MY LUMBERJACK SHORT STORY / A logging world competition
Traditions are part of the culture, and they are always linked to history. As a lover of the traditions and culture of America, I always strive to know the origin of activities, festivals, or places on my road trips. Usually, these traditions develop and rise in small communities and are usually a consequence of their daily activities or lifestyle. This is how history is written every day.
I was recently invited to go to one of the most emblematic, hard, and fun events of this country, part of the logging tradition; The Lumberjack® World Championships held annually on the shores of Lake Hayward in Wisconsin.
Three days of exciting, amazing, and enthusiastic sawing, chopping, speed climbing, log rolling boom-running competition. I was excited and this was a great time to wear my Yellowstone Leather Jacket!
The first Lumberjack® World Championships (LWC) was held in Hayward, WI, back in 1960 in a pond located on the shores of Lake Hayward, however, the competitions between lumberjacks began in 1890.
Hayward, WI, was a historical theme park that commemorated the heritage of the region's fur trade, Native American culture, and logging industry. While Historyland no longer stands, the Lumberjack World Championships have stood strong for over 60 years. At its beginning, the Lumberjack Bowl was once a holding pond for log drives down the Namekagon River and while timber sports were born over a century ago, the sport continues to grow in worldwide popularity today.
Logging has been a key part of American history and is deeply linked to the growth of this country since the 1600s generating a whole culture and a way of living. There is possibly no American who hasn't heard of America's most beloved and heroic lumberjack; Paul Bunyan, and his blue ox called Babe. Bunyan is a character that was created by American journalist James Mac Gillivray and represents and honors the hard work of the people that gave life to the logging industry for many centuries. The character has been a fundamental part of American Folklore for many years.
The logging industry has been a vital element for survival, such as building houses, keeping warm, and represents livelihoods for carpenters, builders, furniture manufacturers, and countless others linked to this industry.

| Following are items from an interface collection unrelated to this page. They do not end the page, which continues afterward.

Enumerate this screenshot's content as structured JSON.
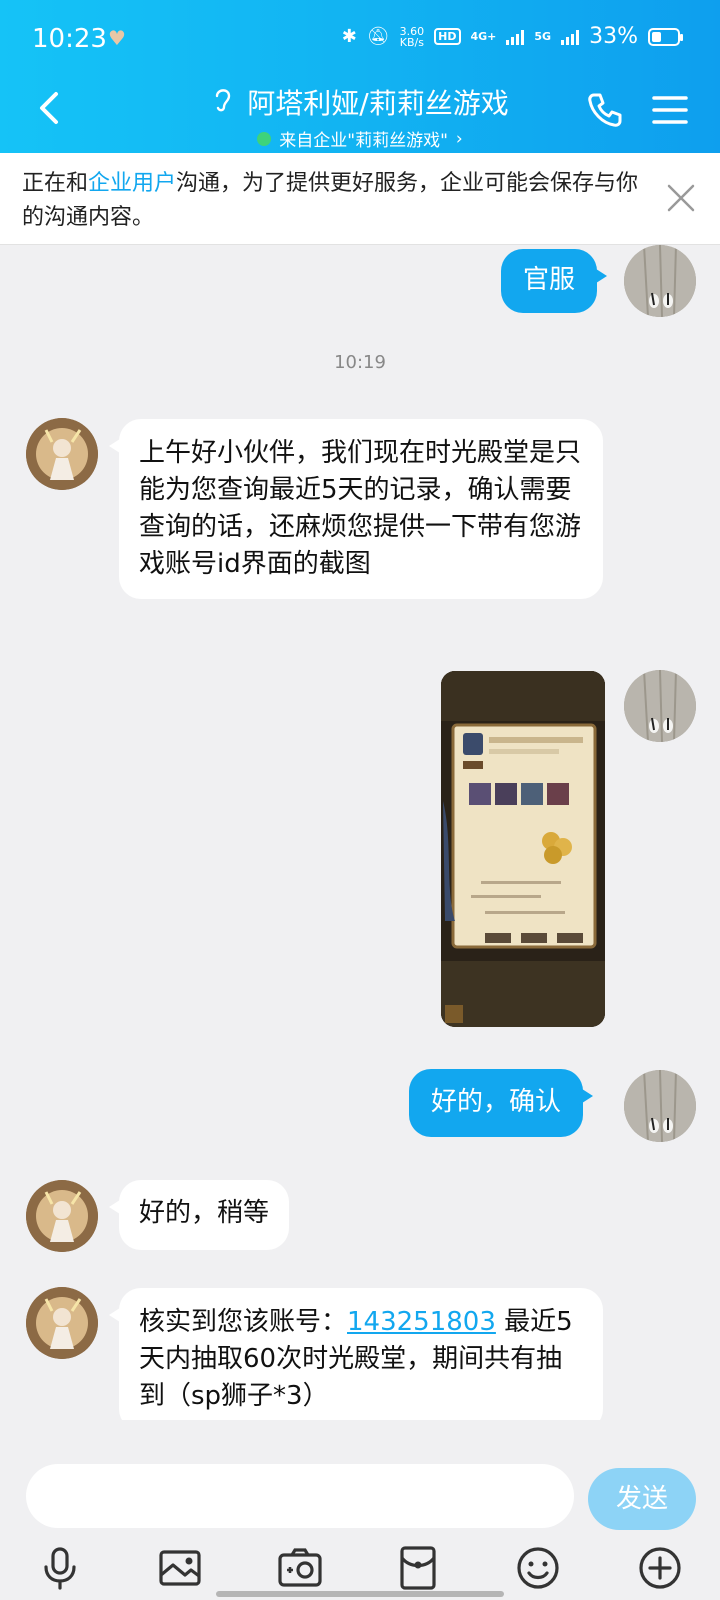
{
  "status_bar": {
    "time": "10:23",
    "network_speed": "3.60\nKB/s",
    "hd_label": "HD",
    "net1": "4G+",
    "net2": "5G",
    "battery": "33%"
  },
  "header": {
    "title": "阿塔利娅/莉莉丝游戏",
    "subtitle": "来自企业\"莉莉丝游戏\"",
    "accent": "#12b3f2"
  },
  "notice": {
    "text_before": "正在和",
    "link": "企业用户",
    "text_after": "沟通，为了提供更好服务，企业可能会保存与你的沟通内容。"
  },
  "messages": {
    "m1": "官服",
    "timestamp": "10:19",
    "m2": "上午好小伙伴，我们现在时光殿堂是只能为您查询最近5天的记录，确认需要查询的话，还麻烦您提供一下带有您游戏账号id界面的截图",
    "m4": "好的，确认",
    "m5": "好的，稍等",
    "m6_before": "核实到您该账号：",
    "m6_uid": "143251803",
    "m6_after": " 最近5天内抽取60次时光殿堂，期间共有抽到（sp狮子*3）"
  },
  "input": {
    "value": "",
    "send_label": "发送"
  },
  "toolbar": [
    "mic-icon",
    "image-icon",
    "camera-icon",
    "red-packet-icon",
    "emoji-icon",
    "plus-icon"
  ]
}
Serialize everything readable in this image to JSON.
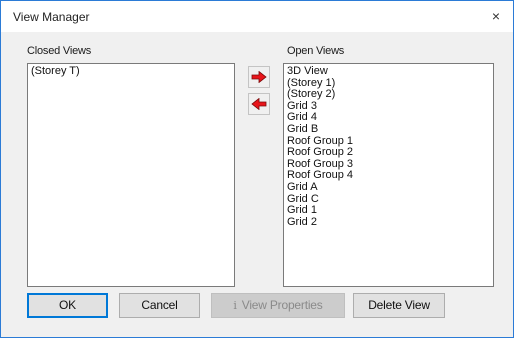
{
  "window": {
    "title": "View Manager",
    "close_glyph": "×"
  },
  "closed_views": {
    "label": "Closed Views",
    "items": [
      "(Storey T)"
    ]
  },
  "open_views": {
    "label": "Open Views",
    "items": [
      "3D View",
      "(Storey 1)",
      "(Storey 2)",
      "Grid 3",
      "Grid 4",
      "Grid B",
      "Roof Group 1",
      "Roof Group 2",
      "Roof Group 3",
      "Roof Group 4",
      "Grid A",
      "Grid C",
      "Grid 1",
      "Grid 2"
    ]
  },
  "transfer": {
    "move_right_icon": "red-arrow-right-icon",
    "move_left_icon": "red-arrow-left-icon",
    "arrow_color": "#e8141a"
  },
  "buttons": {
    "ok": "OK",
    "cancel": "Cancel",
    "view_properties": "View Properties",
    "view_properties_icon": "info-icon",
    "view_properties_icon_glyph": "i",
    "delete_view": "Delete View"
  },
  "colors": {
    "accent": "#0078d7",
    "window_border": "#2b7bd6",
    "dialog_bg": "#f0f0f0"
  }
}
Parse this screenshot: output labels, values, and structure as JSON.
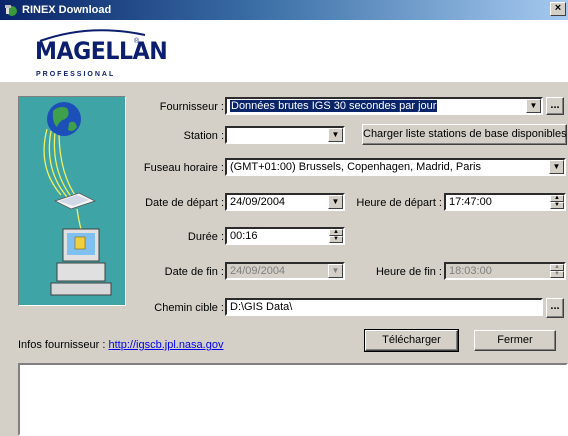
{
  "window": {
    "title": "RINEX Download",
    "close_label": "×"
  },
  "logo": {
    "brand": "MAGELLAN",
    "reg": "®",
    "subtitle": "PROFESSIONAL"
  },
  "form": {
    "fournisseur": {
      "label": "Fournisseur :",
      "value": "Données brutes IGS 30 secondes par jour",
      "browse_label": "..."
    },
    "station": {
      "label": "Station :",
      "value": "",
      "load_button": "Charger liste stations de base disponibles"
    },
    "fuseau": {
      "label": "Fuseau horaire :",
      "value": "(GMT+01:00) Brussels, Copenhagen, Madrid, Paris"
    },
    "date_depart": {
      "label": "Date de départ :",
      "value": "24/09/2004"
    },
    "heure_depart": {
      "label": "Heure de départ :",
      "value": "17:47:00"
    },
    "duree": {
      "label": "Durée :",
      "value": "00:16"
    },
    "date_fin": {
      "label": "Date de fin :",
      "value": "24/09/2004"
    },
    "heure_fin": {
      "label": "Heure de fin :",
      "value": "18:03:00"
    },
    "chemin": {
      "label": "Chemin cible :",
      "value": "D:\\GIS Data\\",
      "browse_label": "..."
    }
  },
  "infos": {
    "label": "Infos fournisseur :",
    "link": "http://igscb.jpl.nasa.gov"
  },
  "buttons": {
    "download": "Télécharger",
    "close": "Fermer"
  },
  "icons": {
    "dropdown": "▼",
    "spin_up": "▲",
    "spin_down": "▼"
  },
  "colors": {
    "accent": "#0a246a",
    "panel_bg": "#3ea4a6",
    "face": "#d4d0c8"
  }
}
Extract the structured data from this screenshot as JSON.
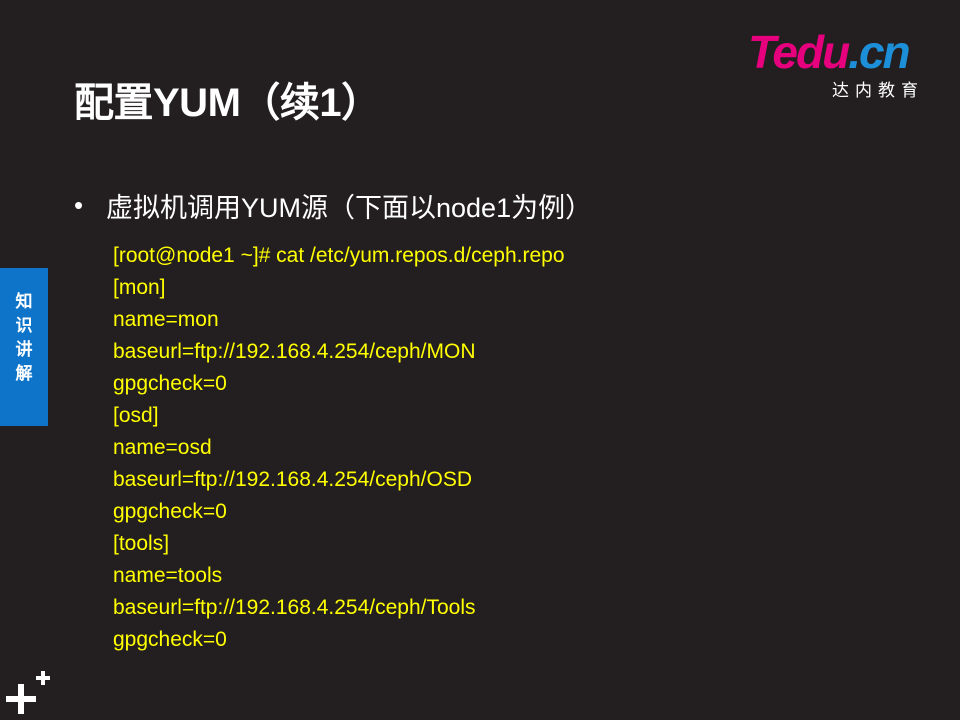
{
  "slide": {
    "title": "配置YUM（续1）",
    "logo": {
      "wordmark_t": "T",
      "wordmark_edu": "edu",
      "wordmark_cn": ".cn",
      "subtitle": "达内教育"
    },
    "bullet": {
      "text": "虚拟机调用YUM源（下面以node1为例）"
    },
    "code_lines": [
      "[root@node1 ~]# cat /etc/yum.repos.d/ceph.repo",
      "[mon]",
      "name=mon",
      "baseurl=ftp://192.168.4.254/ceph/MON",
      "gpgcheck=0",
      "[osd]",
      "name=osd",
      "baseurl=ftp://192.168.4.254/ceph/OSD",
      "gpgcheck=0",
      "[tools]",
      "name=tools",
      "baseurl=ftp://192.168.4.254/ceph/Tools",
      "gpgcheck=0"
    ],
    "side_tab": {
      "chars": [
        "知",
        "识",
        "讲",
        "解"
      ]
    }
  },
  "colors": {
    "background": "#231f20",
    "title": "#ffffff",
    "code": "#ffff00",
    "side_tab": "#0e74c9",
    "logo_pink": "#e6007e",
    "logo_blue": "#1d8fd8"
  },
  "icons": {
    "bullet": "bullet-dot-icon",
    "corner": "plus-plus-icon"
  }
}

Logging emerged when the first settlers began arriving in Jamestown in 1607 and has formed a booming economic structure ever since. Logging became incredibly important when the need to build houses and ships became more prevalent. In fact, in the 1790s, New England was exporting 36 million board feet of pine and at least 300 ship masts per year.
The lumber industry was so large and in demand that the New England area regularly shipped lumber and products elsewhere, and with the start of the Industrial Revolution, the demand for lumber in general skyrocketed. During the 1830s, Bangor, Maine became the world's largest lumber shipping port in the United States.
What started as a small event has grown into the premier and most respected wood sport and competition in the world. Each year, over a hundred competitors from around the world will compete in Wood Sports disciplines ranging from sawing and chipping to speed climbing, log rolling, boom-running & more. Every year, some 12,000 spectators flock to the LWC to witness not only the fierce competition at the Lumberjack Bowl but to experience the celebration of lumber sports, gastronomy, and a music festival.
Today, the sound of falling wood still resonates in the Northwoods of Wisconsin, however, the sounds of today are very different from those of yesteryear. The rattle of yoke chains on yokes of oxen and the rhythmic back and forth of a six-foot saw has been replaced by the roar of powerful skidders and the high-pitched whine of chainsaws. Now more than ever, this industry faces the great challenge of surviving in a controlled, sustainable, and environmentally responsible way.
Paying homage to the past, the Lumberjack World Championships continues to celebrate the skills of the best lumberjacks and lumberjills, their speed, balance, light-footedness, strength, focus, and amazing woodworking skills.